• **WHAT TO WORK ON**:
Check every line in the listing below for "JSON". Copy the ones where it occurs.

─── PROVIDED RECORDS ───

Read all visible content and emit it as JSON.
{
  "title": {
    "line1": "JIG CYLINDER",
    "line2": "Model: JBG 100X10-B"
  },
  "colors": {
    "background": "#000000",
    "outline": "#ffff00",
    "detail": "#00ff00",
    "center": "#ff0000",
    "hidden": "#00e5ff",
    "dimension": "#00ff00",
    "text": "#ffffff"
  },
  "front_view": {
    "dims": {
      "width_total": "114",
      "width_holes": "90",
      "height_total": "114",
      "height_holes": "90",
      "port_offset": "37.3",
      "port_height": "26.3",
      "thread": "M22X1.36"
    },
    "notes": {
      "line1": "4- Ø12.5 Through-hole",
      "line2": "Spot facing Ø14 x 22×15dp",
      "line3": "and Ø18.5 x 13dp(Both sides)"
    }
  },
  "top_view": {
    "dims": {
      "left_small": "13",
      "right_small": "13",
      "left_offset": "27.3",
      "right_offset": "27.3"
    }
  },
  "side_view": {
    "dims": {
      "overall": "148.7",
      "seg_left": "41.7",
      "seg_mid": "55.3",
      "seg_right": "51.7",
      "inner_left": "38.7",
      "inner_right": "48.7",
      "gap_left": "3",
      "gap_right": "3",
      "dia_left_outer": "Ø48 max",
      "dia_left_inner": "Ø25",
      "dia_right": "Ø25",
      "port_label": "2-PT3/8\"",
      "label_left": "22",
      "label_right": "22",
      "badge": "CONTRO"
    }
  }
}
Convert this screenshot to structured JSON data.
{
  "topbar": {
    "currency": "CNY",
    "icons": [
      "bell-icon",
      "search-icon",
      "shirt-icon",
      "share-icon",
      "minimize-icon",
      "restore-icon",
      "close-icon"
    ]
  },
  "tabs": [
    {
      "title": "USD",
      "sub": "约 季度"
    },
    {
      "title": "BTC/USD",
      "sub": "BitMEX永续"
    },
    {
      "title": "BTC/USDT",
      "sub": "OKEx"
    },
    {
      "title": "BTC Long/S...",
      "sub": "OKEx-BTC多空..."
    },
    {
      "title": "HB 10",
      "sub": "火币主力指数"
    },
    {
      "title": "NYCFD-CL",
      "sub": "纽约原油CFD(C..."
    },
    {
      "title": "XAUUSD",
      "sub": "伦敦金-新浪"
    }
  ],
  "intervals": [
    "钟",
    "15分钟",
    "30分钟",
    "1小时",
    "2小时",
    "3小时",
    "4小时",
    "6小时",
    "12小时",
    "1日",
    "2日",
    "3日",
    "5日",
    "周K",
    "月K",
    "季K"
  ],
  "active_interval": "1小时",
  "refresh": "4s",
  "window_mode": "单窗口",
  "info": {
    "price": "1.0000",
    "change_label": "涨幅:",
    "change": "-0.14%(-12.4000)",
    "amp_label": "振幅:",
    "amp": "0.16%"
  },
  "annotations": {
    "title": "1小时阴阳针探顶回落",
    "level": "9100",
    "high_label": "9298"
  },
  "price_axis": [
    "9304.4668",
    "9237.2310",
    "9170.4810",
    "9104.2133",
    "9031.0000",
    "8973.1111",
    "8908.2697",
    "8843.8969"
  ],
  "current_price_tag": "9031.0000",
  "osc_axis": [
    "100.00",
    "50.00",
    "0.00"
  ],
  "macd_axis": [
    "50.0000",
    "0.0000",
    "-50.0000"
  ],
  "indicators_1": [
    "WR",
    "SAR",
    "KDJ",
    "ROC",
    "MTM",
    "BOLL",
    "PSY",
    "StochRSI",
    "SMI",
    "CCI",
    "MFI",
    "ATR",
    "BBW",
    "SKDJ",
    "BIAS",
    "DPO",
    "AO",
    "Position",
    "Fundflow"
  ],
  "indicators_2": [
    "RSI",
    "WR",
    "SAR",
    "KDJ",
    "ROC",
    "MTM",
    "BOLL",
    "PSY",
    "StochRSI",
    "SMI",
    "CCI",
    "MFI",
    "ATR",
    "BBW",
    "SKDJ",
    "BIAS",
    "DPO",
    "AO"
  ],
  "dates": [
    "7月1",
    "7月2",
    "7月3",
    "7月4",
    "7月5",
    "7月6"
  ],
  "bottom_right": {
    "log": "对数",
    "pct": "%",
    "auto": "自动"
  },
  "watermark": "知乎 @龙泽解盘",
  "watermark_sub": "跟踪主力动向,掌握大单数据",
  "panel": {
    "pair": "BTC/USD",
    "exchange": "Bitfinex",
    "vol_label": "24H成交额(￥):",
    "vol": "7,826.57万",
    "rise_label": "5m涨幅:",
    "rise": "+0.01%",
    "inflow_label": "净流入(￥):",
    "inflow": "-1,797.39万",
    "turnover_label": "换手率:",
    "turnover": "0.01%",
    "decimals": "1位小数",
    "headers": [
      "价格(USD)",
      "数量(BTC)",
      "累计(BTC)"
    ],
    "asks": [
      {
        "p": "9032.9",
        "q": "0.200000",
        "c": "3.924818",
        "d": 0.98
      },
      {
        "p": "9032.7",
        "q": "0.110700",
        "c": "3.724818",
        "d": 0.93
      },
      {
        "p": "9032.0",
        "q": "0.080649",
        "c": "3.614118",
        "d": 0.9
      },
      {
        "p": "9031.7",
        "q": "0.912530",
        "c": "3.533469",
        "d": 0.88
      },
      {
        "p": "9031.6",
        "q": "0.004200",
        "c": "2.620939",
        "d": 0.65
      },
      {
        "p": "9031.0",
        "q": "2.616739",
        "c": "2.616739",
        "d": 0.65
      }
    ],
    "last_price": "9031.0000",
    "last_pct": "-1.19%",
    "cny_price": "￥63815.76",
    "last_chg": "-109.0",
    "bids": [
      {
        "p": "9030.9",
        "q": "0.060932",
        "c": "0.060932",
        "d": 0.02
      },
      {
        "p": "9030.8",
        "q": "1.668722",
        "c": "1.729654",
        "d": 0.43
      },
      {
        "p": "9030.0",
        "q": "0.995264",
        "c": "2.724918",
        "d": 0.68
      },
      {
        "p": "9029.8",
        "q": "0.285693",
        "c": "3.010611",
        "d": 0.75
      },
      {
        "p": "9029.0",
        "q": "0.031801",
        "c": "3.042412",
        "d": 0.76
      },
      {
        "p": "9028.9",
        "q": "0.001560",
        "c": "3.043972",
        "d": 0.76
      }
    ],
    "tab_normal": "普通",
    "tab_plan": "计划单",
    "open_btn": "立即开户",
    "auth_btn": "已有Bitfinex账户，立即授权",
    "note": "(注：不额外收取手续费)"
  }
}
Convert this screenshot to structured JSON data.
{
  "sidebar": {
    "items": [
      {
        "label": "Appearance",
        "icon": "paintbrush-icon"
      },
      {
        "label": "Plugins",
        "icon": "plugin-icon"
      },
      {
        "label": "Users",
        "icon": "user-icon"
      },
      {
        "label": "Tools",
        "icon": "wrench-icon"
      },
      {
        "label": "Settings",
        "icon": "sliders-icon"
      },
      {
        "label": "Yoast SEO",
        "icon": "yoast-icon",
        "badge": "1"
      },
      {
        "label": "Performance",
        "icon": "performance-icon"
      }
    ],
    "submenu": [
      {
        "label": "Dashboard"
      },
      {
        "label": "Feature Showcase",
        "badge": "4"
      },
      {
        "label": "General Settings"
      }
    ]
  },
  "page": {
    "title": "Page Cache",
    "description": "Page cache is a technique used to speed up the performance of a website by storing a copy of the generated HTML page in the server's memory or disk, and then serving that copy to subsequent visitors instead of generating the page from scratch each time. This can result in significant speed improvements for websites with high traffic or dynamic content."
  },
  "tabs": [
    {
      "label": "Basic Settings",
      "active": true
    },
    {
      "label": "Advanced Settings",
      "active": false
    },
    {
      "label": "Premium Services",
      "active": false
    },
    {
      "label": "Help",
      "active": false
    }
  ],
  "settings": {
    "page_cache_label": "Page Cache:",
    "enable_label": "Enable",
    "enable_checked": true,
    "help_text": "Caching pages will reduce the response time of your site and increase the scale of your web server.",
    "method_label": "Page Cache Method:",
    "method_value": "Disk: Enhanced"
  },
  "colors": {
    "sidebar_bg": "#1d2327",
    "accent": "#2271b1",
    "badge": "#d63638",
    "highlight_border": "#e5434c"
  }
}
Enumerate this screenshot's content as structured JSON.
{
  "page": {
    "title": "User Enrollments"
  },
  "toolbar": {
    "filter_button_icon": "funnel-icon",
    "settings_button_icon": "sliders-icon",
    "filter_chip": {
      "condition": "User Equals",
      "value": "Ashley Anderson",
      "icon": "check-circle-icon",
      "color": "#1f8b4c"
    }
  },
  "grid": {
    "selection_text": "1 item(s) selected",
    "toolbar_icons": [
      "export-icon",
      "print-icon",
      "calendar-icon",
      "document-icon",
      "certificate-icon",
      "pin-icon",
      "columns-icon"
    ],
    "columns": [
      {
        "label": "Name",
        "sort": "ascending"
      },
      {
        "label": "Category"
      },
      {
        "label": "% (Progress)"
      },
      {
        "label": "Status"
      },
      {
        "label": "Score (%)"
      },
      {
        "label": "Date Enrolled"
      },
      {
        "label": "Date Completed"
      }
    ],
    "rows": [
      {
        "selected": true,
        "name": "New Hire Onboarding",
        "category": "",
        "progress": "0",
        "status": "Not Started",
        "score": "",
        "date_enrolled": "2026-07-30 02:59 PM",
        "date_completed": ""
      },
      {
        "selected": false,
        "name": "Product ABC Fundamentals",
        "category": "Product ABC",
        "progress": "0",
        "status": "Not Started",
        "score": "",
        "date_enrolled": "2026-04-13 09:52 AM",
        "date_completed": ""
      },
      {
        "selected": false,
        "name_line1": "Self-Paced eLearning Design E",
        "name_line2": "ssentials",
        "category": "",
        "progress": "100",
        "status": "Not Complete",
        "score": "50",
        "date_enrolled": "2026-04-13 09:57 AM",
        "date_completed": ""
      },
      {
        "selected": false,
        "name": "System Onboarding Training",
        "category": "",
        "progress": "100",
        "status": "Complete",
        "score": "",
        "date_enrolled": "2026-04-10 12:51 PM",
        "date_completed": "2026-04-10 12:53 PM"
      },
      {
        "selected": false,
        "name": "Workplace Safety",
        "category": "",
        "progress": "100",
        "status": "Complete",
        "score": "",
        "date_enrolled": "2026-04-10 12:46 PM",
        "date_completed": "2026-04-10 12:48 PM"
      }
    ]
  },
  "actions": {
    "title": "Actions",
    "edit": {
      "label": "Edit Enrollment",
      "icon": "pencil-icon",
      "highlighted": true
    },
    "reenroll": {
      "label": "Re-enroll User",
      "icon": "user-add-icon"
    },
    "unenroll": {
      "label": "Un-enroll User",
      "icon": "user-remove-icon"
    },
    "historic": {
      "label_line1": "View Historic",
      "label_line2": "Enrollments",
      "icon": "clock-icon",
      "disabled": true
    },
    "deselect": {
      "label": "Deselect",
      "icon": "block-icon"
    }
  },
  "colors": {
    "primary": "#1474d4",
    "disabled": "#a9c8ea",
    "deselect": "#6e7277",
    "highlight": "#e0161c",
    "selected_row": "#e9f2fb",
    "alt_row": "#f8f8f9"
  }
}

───

• **ANSWER BOX**:
Read all visible content and emit it as JSON.
Convert this screenshot to structured JSON data.
Convert this screenshot to structured JSON data.
Enumerate this screenshot's content as structured JSON.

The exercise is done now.